Structure: Hamilton National Bank, Bearden Branch
Location: Knoxville, Tennessee
Architect: Robert B. Church III
Story: Banking, as we know it, has been around for centuries. In the early days of what we might call “modern banking” (think the 1800s), banks wanted to project stability and safety. Their architecture reflected that goal (see, for example, the East Tennessee National Bank building below).
As the 20th century rolled around (and as money movement got safer and more streamlined), banks began modernizing their business practices and, along with it, their architecture. Hamilton National Bank was an East Tennessee bank that went full in on architectural modernity.
Created around 1930 as the Hamilton National Bank of Knoxville, the bank began an ambitious project in the 1950s to build new branches throughout East Tennessee. The branches were designed by architects from the community in which the branch was built.
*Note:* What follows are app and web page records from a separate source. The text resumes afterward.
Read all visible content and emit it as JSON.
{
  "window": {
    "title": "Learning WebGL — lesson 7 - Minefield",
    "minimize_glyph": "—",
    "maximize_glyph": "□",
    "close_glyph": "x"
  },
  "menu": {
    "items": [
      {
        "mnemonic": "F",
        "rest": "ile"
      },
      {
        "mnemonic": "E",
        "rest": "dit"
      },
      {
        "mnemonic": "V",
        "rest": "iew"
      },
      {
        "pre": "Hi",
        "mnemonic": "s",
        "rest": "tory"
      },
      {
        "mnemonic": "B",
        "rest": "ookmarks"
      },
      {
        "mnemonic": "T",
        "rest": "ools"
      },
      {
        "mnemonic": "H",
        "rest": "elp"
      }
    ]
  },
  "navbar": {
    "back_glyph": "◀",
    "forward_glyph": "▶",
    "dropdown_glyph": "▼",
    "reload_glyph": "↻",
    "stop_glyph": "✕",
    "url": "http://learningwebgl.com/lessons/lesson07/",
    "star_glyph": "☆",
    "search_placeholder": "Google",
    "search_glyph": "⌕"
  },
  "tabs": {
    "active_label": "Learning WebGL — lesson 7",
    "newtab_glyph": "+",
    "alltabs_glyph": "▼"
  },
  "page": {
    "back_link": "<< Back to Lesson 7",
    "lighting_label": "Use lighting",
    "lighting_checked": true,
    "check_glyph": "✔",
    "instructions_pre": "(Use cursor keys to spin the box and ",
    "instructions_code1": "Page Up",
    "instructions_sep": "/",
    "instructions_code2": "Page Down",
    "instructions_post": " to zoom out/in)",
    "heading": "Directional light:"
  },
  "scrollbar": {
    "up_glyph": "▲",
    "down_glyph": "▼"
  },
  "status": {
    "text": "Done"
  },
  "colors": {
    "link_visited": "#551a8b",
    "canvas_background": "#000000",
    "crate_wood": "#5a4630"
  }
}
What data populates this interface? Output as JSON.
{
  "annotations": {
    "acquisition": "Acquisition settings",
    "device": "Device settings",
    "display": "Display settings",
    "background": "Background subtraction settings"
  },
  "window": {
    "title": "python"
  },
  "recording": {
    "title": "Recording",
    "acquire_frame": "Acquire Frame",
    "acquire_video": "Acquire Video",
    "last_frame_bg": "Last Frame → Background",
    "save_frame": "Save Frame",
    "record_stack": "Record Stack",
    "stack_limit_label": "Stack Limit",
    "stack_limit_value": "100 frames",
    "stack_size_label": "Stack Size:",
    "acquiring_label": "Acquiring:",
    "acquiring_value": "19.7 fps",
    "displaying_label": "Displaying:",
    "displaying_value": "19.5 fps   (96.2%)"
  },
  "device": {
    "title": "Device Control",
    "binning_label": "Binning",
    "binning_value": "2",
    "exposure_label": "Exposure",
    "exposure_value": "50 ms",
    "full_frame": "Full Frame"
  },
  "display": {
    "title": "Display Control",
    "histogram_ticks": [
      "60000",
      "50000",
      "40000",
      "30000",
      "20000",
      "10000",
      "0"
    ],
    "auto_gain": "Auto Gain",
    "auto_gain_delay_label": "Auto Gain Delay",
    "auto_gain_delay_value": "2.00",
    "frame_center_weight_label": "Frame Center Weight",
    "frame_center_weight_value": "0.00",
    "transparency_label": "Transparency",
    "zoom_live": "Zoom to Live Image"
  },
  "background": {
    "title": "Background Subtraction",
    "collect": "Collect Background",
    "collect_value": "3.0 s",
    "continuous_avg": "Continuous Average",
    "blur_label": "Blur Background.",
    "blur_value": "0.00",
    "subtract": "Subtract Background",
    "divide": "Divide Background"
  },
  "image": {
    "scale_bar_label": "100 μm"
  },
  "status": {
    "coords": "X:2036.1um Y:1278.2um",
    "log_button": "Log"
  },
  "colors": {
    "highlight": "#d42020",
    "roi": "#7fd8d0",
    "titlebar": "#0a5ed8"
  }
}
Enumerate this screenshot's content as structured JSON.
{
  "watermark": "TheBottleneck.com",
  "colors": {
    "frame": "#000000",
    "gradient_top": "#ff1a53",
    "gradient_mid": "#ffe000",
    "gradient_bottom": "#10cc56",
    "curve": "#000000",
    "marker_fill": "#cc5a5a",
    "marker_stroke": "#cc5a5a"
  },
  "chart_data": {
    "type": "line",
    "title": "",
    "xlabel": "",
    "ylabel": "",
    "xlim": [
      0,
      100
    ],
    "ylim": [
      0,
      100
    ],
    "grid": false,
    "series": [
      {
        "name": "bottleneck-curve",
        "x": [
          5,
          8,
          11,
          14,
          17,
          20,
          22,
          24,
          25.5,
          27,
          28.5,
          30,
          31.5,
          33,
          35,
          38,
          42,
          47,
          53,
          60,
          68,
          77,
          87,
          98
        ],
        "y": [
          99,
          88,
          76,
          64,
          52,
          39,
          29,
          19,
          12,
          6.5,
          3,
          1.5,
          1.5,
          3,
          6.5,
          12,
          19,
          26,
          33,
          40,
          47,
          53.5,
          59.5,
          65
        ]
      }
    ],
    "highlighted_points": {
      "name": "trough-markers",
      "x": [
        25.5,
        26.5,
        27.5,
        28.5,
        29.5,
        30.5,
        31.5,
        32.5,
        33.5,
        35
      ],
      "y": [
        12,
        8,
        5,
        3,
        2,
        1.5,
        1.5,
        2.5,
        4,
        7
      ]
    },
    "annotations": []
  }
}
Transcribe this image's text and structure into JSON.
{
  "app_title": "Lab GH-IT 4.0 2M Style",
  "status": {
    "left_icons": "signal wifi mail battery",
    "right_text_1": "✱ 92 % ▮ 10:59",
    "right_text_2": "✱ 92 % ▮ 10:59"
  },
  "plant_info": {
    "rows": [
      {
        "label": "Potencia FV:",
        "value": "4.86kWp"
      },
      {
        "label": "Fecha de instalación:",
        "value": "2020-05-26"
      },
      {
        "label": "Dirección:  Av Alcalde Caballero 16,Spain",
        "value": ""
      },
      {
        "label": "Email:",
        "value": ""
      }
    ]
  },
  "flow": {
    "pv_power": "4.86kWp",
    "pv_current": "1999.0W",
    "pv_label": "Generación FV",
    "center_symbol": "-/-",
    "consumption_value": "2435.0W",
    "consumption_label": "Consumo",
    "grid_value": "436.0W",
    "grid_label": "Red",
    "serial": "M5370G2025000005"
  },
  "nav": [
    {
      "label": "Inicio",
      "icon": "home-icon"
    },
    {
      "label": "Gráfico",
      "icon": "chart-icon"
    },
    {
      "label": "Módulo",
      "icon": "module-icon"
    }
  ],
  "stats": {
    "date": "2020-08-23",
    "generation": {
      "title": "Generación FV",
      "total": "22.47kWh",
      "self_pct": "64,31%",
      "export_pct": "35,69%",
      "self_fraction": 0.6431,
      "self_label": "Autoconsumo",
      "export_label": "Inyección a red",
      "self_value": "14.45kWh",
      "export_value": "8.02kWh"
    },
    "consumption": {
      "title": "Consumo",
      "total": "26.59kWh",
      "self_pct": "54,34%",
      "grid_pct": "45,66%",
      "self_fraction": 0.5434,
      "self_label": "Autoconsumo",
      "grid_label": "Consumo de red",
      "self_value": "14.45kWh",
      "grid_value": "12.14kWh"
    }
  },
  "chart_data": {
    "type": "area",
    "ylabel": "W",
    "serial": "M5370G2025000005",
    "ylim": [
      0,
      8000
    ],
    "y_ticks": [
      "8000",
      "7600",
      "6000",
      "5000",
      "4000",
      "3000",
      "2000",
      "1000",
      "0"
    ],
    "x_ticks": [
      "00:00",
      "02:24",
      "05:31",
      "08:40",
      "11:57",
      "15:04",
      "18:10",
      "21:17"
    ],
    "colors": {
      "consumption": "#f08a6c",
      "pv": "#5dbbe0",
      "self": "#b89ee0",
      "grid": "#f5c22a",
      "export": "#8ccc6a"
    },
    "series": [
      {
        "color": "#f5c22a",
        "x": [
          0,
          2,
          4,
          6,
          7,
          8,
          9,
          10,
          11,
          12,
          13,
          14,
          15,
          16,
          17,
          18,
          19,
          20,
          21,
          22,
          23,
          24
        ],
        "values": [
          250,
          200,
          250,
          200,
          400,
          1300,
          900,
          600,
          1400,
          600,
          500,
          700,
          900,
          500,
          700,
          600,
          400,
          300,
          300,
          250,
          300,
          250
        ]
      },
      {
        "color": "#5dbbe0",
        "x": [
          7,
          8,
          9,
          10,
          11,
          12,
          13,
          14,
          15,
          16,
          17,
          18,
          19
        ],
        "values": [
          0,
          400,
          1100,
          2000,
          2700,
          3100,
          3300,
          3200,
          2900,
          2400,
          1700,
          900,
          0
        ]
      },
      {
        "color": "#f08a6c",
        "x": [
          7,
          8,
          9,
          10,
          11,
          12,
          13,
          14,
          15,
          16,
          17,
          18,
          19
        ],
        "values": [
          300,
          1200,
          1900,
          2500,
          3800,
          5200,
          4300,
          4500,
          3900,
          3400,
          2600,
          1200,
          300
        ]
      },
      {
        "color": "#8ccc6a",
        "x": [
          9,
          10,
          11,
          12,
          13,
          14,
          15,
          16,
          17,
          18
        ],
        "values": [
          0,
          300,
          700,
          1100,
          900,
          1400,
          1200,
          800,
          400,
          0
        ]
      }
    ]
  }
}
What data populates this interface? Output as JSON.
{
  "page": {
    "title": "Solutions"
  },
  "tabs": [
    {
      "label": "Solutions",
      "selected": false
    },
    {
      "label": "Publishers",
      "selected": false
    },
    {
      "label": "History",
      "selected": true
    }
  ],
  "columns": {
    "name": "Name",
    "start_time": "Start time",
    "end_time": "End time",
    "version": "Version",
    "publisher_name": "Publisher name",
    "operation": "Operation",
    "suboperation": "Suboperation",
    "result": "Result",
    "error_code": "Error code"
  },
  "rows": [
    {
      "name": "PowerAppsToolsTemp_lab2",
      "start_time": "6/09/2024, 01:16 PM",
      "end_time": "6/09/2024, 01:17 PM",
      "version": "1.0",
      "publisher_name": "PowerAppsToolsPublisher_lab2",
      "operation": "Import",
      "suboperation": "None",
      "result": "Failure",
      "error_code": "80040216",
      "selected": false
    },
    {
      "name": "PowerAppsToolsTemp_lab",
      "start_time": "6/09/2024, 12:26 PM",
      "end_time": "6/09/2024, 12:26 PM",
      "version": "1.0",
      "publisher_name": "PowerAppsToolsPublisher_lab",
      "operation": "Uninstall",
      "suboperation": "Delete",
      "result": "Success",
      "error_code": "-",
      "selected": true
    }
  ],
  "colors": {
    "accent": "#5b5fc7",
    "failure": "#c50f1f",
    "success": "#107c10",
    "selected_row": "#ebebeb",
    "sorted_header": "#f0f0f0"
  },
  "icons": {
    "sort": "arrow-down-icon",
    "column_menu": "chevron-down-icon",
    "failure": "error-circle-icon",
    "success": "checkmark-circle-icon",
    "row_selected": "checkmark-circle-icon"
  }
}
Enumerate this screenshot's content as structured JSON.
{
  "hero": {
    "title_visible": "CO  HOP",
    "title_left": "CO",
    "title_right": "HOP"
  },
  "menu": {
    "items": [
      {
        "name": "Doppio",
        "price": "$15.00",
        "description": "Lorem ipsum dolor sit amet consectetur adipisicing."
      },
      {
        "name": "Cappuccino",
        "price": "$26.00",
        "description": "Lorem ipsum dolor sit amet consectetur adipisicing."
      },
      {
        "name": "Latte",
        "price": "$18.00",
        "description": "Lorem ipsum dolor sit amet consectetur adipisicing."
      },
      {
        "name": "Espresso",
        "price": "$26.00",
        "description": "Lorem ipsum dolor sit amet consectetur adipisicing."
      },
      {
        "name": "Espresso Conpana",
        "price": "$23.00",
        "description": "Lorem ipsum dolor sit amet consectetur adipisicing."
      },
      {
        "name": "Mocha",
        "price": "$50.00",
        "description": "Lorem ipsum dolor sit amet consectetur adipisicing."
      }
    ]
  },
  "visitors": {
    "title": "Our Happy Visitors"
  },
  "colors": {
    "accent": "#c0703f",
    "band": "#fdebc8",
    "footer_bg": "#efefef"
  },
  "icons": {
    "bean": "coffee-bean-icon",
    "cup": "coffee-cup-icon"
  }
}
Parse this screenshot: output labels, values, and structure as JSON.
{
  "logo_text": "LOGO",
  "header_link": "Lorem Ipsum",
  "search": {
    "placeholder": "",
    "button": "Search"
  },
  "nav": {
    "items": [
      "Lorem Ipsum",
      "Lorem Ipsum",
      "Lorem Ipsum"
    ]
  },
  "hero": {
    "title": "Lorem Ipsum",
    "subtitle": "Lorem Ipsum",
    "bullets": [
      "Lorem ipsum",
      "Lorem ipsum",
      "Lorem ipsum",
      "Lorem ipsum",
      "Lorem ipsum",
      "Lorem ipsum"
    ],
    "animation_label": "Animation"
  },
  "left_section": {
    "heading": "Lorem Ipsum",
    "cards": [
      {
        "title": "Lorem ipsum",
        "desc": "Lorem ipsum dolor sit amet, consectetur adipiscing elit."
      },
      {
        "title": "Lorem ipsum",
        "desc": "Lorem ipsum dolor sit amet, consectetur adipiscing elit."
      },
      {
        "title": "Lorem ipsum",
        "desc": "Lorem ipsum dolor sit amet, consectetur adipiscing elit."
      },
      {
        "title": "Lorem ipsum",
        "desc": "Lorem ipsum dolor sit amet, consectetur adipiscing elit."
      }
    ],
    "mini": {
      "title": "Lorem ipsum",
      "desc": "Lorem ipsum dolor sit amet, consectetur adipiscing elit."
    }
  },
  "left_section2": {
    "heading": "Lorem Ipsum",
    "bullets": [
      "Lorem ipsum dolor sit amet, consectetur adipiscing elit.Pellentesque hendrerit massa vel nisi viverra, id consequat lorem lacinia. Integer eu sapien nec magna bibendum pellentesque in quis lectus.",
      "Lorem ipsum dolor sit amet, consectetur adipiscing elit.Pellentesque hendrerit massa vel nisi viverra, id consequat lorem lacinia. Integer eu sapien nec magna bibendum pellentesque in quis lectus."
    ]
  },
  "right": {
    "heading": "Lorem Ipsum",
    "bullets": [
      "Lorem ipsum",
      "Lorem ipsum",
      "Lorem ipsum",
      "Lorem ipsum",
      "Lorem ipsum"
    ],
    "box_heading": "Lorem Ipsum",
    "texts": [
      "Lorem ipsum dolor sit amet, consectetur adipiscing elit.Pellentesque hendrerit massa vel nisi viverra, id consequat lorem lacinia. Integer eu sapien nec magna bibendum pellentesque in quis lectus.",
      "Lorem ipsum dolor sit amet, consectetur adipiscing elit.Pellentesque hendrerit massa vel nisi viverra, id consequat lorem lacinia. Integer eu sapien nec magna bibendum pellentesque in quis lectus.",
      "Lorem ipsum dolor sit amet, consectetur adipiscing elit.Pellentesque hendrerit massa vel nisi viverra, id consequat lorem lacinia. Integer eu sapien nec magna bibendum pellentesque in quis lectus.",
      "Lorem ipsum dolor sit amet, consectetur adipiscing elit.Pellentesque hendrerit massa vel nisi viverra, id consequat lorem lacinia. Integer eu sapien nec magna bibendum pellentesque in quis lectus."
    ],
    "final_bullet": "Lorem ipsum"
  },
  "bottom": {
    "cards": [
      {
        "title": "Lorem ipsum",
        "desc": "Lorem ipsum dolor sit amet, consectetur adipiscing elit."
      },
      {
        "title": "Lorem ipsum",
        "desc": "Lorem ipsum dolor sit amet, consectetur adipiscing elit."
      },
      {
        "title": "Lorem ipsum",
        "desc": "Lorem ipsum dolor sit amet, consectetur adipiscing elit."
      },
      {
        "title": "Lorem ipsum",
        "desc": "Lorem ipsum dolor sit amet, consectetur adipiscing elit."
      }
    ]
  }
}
Since it was their main hub of operation, Knoxville was special to Hamilton National Bank. Throughout the 1950s, they constructed a handful of tasteful mid-century banks, each one unique.
But it wasn’t until the early 1970s that Hamilton National Bank designed what this humble architecture blogger considers their best work. They hired Knoxville firm McCarty Bullock Church Holsaple (now McCartyHolsapleMcCarty) to design them a bank. The firm tapped their principal Robert B. (Bob) Church III to helm the project.
Church designed a stunning building which featured a precast concrete fascia (with the bank’s name etched into it) and four brick pillars at each corner which, due to the fact they weren’t structural, gave the roof a bit of a floating appearance.
According to architectural historian George Dodds, the bank was “remarkably civic-minded”: Hamilton National Bank asked the architect to design a “basement meeting room… that could also be used by local community groups and operate separately from the bank, even when the bank was not open.” Imagine that!
The bank received much praise, including a feature in Architectural Record (August 1974).
Church’s talent was on full display inside the bank, where cool slate floors contrasted sharply with a warm wood ceiling.
Today’s tale, however, ends with architectural tragedy. As time went on, the structure would change hands many times. In its last iteration, the building held First Tennessee Bank’s financial advisors. And while those advisors probably offered good advice on money matters, they had no good advice to give when First Tennessee Bank (the entity) decided to tear the building down and replace it with a building as generic as the strip mall within which it is located. Let us watch the progression happen.
I’m not crying, you’re crying.